## EXERCISE INSTRUCTIONS
No picture belongs in the copy. Repeat each line below exactly.

** INPUT RECORDS follows **

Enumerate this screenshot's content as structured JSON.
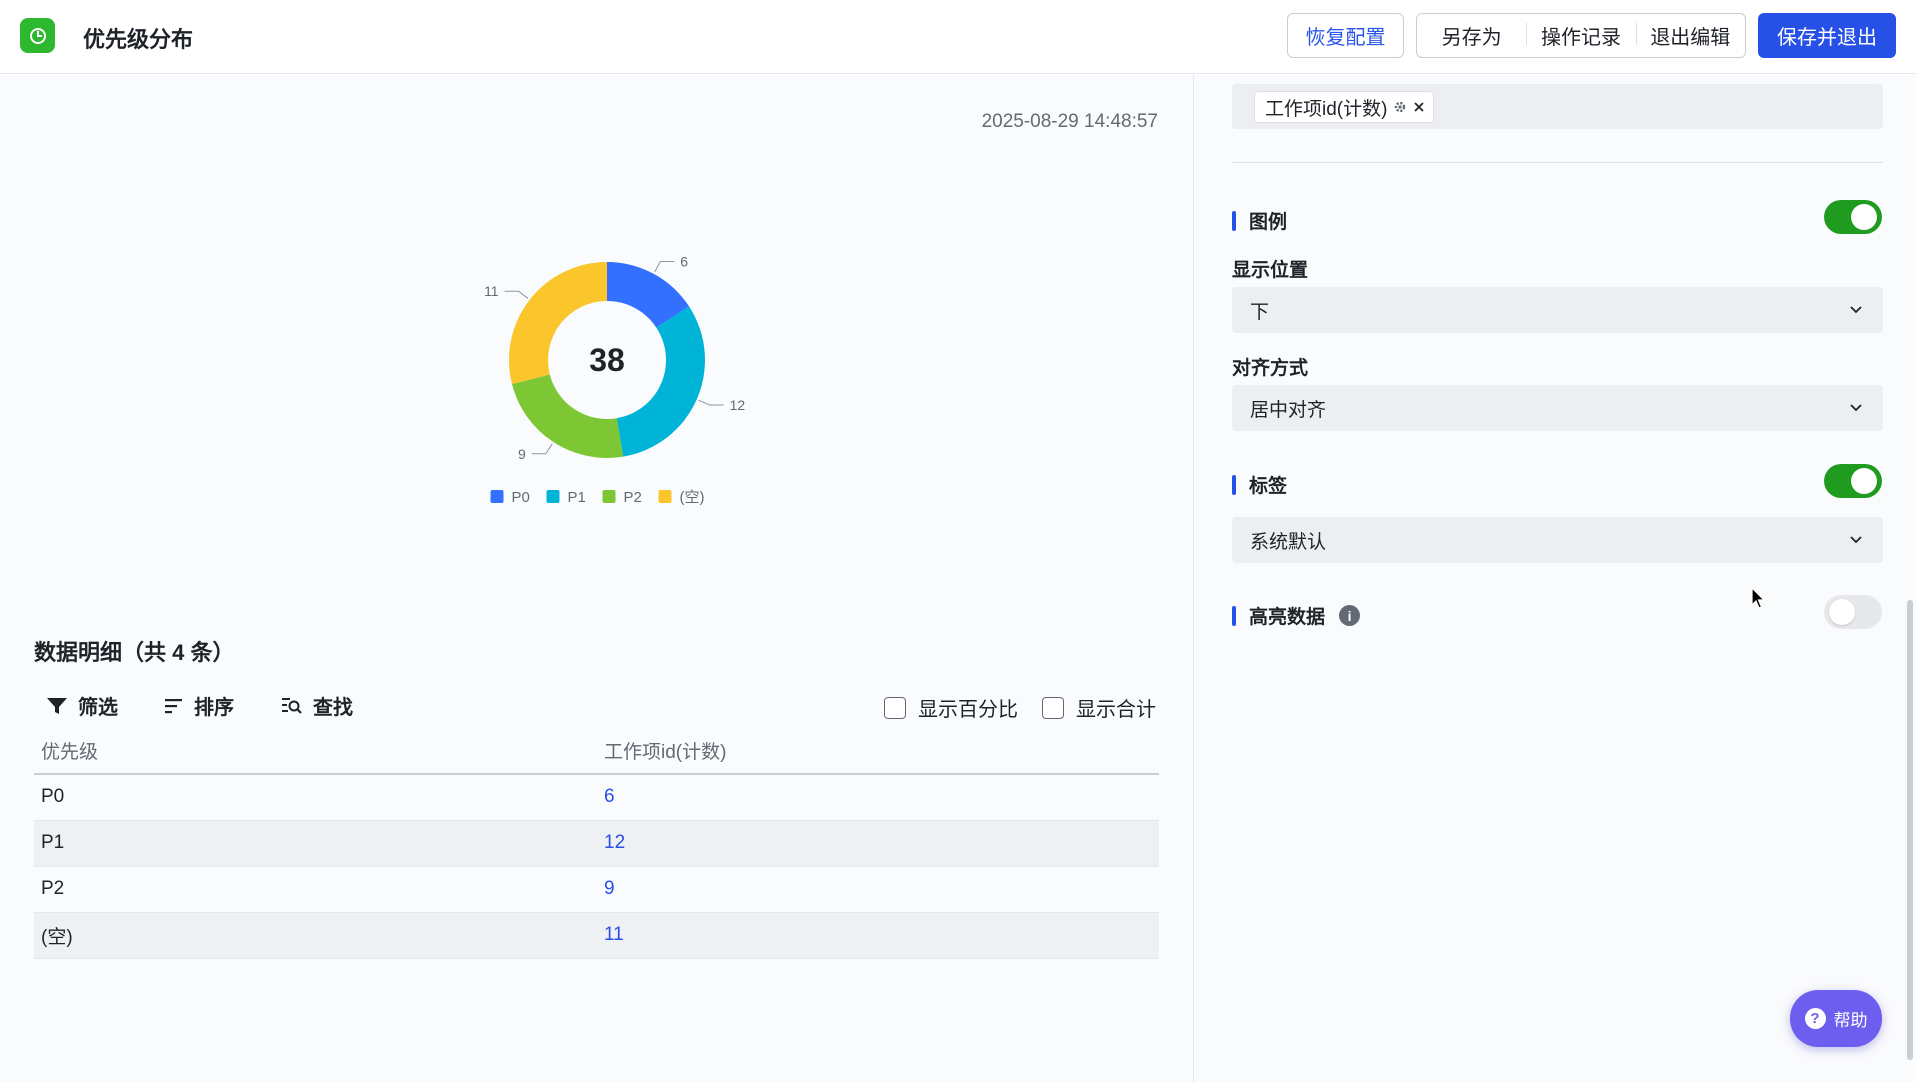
{
  "header": {
    "title": "优先级分布",
    "buttons": {
      "restore": "恢复配置",
      "save_as": "另存为",
      "history": "操作记录",
      "exit_edit": "退出编辑",
      "save_exit": "保存并退出"
    }
  },
  "colors": {
    "accent": "#2750e6",
    "brand": "#2eb82e",
    "toggle_on": "#1f9b1f"
  },
  "report": {
    "timestamp": "2025-08-29 14:48:57",
    "section_title": "数据明细（共 4 条）",
    "toolbar": {
      "filter": "筛选",
      "sort": "排序",
      "search": "查找"
    },
    "options": {
      "show_percent": "显示百分比",
      "show_total": "显示合计"
    },
    "table": {
      "columns": [
        "优先级",
        "工作项id(计数)"
      ],
      "rows": [
        {
          "priority": "P0",
          "count": "6"
        },
        {
          "priority": "P1",
          "count": "12"
        },
        {
          "priority": "P2",
          "count": "9"
        },
        {
          "priority": "(空)",
          "count": "11"
        }
      ]
    }
  },
  "chart_data": {
    "type": "pie",
    "variant": "donut",
    "center_label": "38",
    "categories": [
      "P0",
      "P1",
      "P2",
      "(空)"
    ],
    "values": [
      6,
      12,
      9,
      11
    ],
    "colors": [
      "#3370ff",
      "#00b4d8",
      "#7dc634",
      "#fbc52c"
    ],
    "legend_position": "bottom",
    "data_labels": true
  },
  "settings": {
    "metric_tag": "工作项id(计数)",
    "legend": {
      "title": "图例",
      "enabled": true,
      "position_label": "显示位置",
      "position_value": "下",
      "align_label": "对齐方式",
      "align_value": "居中对齐"
    },
    "labels": {
      "title": "标签",
      "enabled": true,
      "value": "系统默认"
    },
    "highlight": {
      "title": "高亮数据",
      "enabled": false
    }
  },
  "help": {
    "label": "帮助"
  }
}
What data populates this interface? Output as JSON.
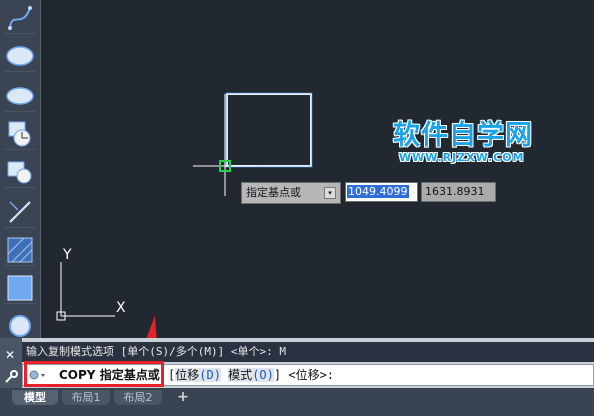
{
  "watermark": {
    "title": "软件自学网",
    "url": "WWW.RJZXW.COM"
  },
  "dynamic_input": {
    "prompt": "指定基点或",
    "dropdown_glyph": "▾",
    "x_value": "1049.4099",
    "y_value": "1631.8931"
  },
  "command_history": {
    "text": "输入复制模式选项 [单个(S)/多个(M)] <单个>: M"
  },
  "command_line": {
    "command_name": "COPY",
    "prompt": "指定基点或",
    "bracket_open": "[",
    "option1": "位移",
    "option1_key": "(D)",
    "option2": "模式",
    "option2_key": "(O)",
    "bracket_close": "]",
    "default": "<位移>:"
  },
  "layout_tabs": {
    "tabs": [
      {
        "label": "模型",
        "active": true
      },
      {
        "label": "布局1",
        "active": false
      },
      {
        "label": "布局2",
        "active": false
      }
    ],
    "add_label": "+"
  },
  "cmd_handle": {
    "close_glyph": "✕"
  },
  "axis_labels": {
    "x": "X",
    "y": "Y"
  },
  "toolbar": {
    "tools": [
      "spline-icon",
      "ellipse-icon",
      "ellipse-arc-icon",
      "insert-block-icon",
      "make-block-icon",
      "point-icon",
      "hatch-icon",
      "gradient-icon",
      "region-icon"
    ]
  },
  "colors": {
    "canvas_bg": "#212830",
    "accent_blue": "#1aa3e8",
    "highlight_red": "#e8202a"
  }
}
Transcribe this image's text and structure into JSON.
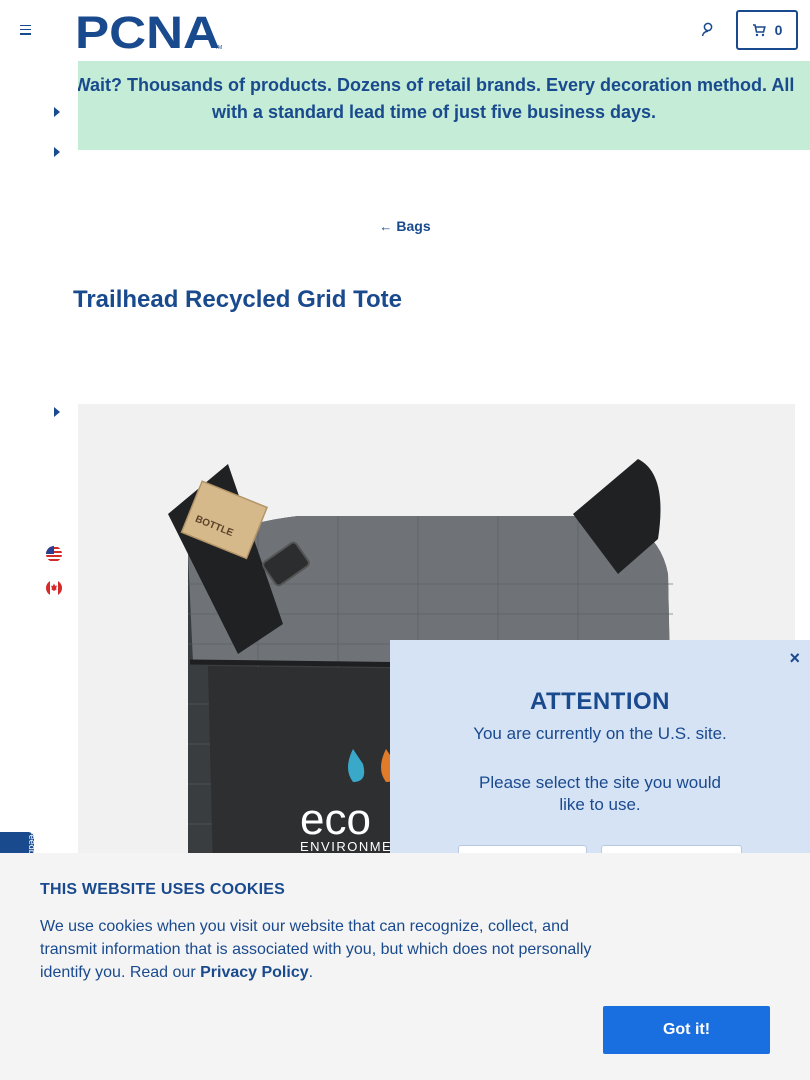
{
  "header": {
    "logo_text": "PCNA",
    "logo_tm": "TM",
    "cart_count": "0"
  },
  "promo": {
    "text": "Wait? Thousands of products. Dozens of retail brands. Every decoration method. All with a standard lead time of just five business days."
  },
  "breadcrumb": {
    "arrow": "←",
    "label": "Bags"
  },
  "product": {
    "title": "Trailhead Recycled Grid Tote",
    "bag_print_text": "eco",
    "bag_print_sub": "ENVIRONME",
    "tag_text": "BOTTLE"
  },
  "feedback_tab": {
    "label": "Feedback"
  },
  "attention": {
    "close": "×",
    "title": "ATTENTION",
    "message": "You are currently on the U.S. site.",
    "sub": "Please select the site you would like to use."
  },
  "cookie": {
    "title": "THIS WEBSITE USES COOKIES",
    "body_prefix": "We use cookies when you visit our website that can recognize, collect, and transmit information that is associated with you, but which does not personally identify you. Read our ",
    "link": "Privacy Policy",
    "body_suffix": ".",
    "button": "Got it!"
  },
  "colors": {
    "brand_blue": "#1a4a8e",
    "promo_green": "#c4ecd6",
    "button_blue": "#1a6fe0",
    "attention_bg": "#d6e3f5"
  }
}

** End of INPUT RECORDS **

## TASK ANSWER
Enumerate this screenshot's content as structured JSON.
{
  "header": {
    "title": "优先级分布",
    "buttons": {
      "restore": "恢复配置",
      "save_as": "另存为",
      "history": "操作记录",
      "exit_edit": "退出编辑",
      "save_exit": "保存并退出"
    }
  },
  "colors": {
    "accent": "#2750e6",
    "brand": "#2eb82e",
    "toggle_on": "#1f9b1f"
  },
  "report": {
    "timestamp": "2025-08-29 14:48:57",
    "section_title": "数据明细（共 4 条）",
    "toolbar": {
      "filter": "筛选",
      "sort": "排序",
      "search": "查找"
    },
    "options": {
      "show_percent": "显示百分比",
      "show_total": "显示合计"
    },
    "table": {
      "columns": [
        "优先级",
        "工作项id(计数)"
      ],
      "rows": [
        {
          "priority": "P0",
          "count": "6"
        },
        {
          "priority": "P1",
          "count": "12"
        },
        {
          "priority": "P2",
          "count": "9"
        },
        {
          "priority": "(空)",
          "count": "11"
        }
      ]
    }
  },
  "chart_data": {
    "type": "pie",
    "variant": "donut",
    "center_label": "38",
    "categories": [
      "P0",
      "P1",
      "P2",
      "(空)"
    ],
    "values": [
      6,
      12,
      9,
      11
    ],
    "colors": [
      "#3370ff",
      "#00b4d8",
      "#7dc634",
      "#fbc52c"
    ],
    "legend_position": "bottom",
    "data_labels": true
  },
  "settings": {
    "metric_tag": "工作项id(计数)",
    "legend": {
      "title": "图例",
      "enabled": true,
      "position_label": "显示位置",
      "position_value": "下",
      "align_label": "对齐方式",
      "align_value": "居中对齐"
    },
    "labels": {
      "title": "标签",
      "enabled": true,
      "value": "系统默认"
    },
    "highlight": {
      "title": "高亮数据",
      "enabled": false
    }
  },
  "help": {
    "label": "帮助"
  }
}
What data populates this interface? Output as JSON.
{
  "watermark": {
    "title": "软件自学网",
    "url": "WWW.RJZXW.COM"
  },
  "dynamic_input": {
    "prompt": "指定基点或",
    "dropdown_glyph": "▾",
    "x_value": "1049.4099",
    "y_value": "1631.8931"
  },
  "command_history": {
    "text": "输入复制模式选项 [单个(S)/多个(M)] <单个>: M"
  },
  "command_line": {
    "command_name": "COPY",
    "prompt": "指定基点或",
    "bracket_open": "[",
    "option1": "位移",
    "option1_key": "(D)",
    "option2": "模式",
    "option2_key": "(O)",
    "bracket_close": "]",
    "default": "<位移>:"
  },
  "layout_tabs": {
    "tabs": [
      {
        "label": "模型",
        "active": true
      },
      {
        "label": "布局1",
        "active": false
      },
      {
        "label": "布局2",
        "active": false
      }
    ],
    "add_label": "+"
  },
  "cmd_handle": {
    "close_glyph": "✕"
  },
  "axis_labels": {
    "x": "X",
    "y": "Y"
  },
  "toolbar": {
    "tools": [
      "spline-icon",
      "ellipse-icon",
      "ellipse-arc-icon",
      "insert-block-icon",
      "make-block-icon",
      "point-icon",
      "hatch-icon",
      "gradient-icon",
      "region-icon"
    ]
  },
  "colors": {
    "canvas_bg": "#212830",
    "accent_blue": "#1aa3e8",
    "highlight_red": "#e8202a"
  }
}
Transcribe this image's text and structure into JSON.
{
  "header": {
    "logo_text": "PCNA",
    "logo_tm": "TM",
    "cart_count": "0"
  },
  "promo": {
    "text": "Wait? Thousands of products. Dozens of retail brands. Every decoration method. All with a standard lead time of just five business days."
  },
  "breadcrumb": {
    "arrow": "←",
    "label": "Bags"
  },
  "product": {
    "title": "Trailhead Recycled Grid Tote",
    "bag_print_text": "eco",
    "bag_print_sub": "ENVIRONME",
    "tag_text": "BOTTLE"
  },
  "feedback_tab": {
    "label": "Feedback"
  },
  "attention": {
    "close": "×",
    "title": "ATTENTION",
    "message": "You are currently on the U.S. site.",
    "sub": "Please select the site you would like to use."
  },
  "cookie": {
    "title": "THIS WEBSITE USES COOKIES",
    "body_prefix": "We use cookies when you visit our website that can recognize, collect, and transmit information that is associated with you, but which does not personally identify you. Read our ",
    "link": "Privacy Policy",
    "body_suffix": ".",
    "button": "Got it!"
  },
  "colors": {
    "brand_blue": "#1a4a8e",
    "promo_green": "#c4ecd6",
    "button_blue": "#1a6fe0",
    "attention_bg": "#d6e3f5"
  }
}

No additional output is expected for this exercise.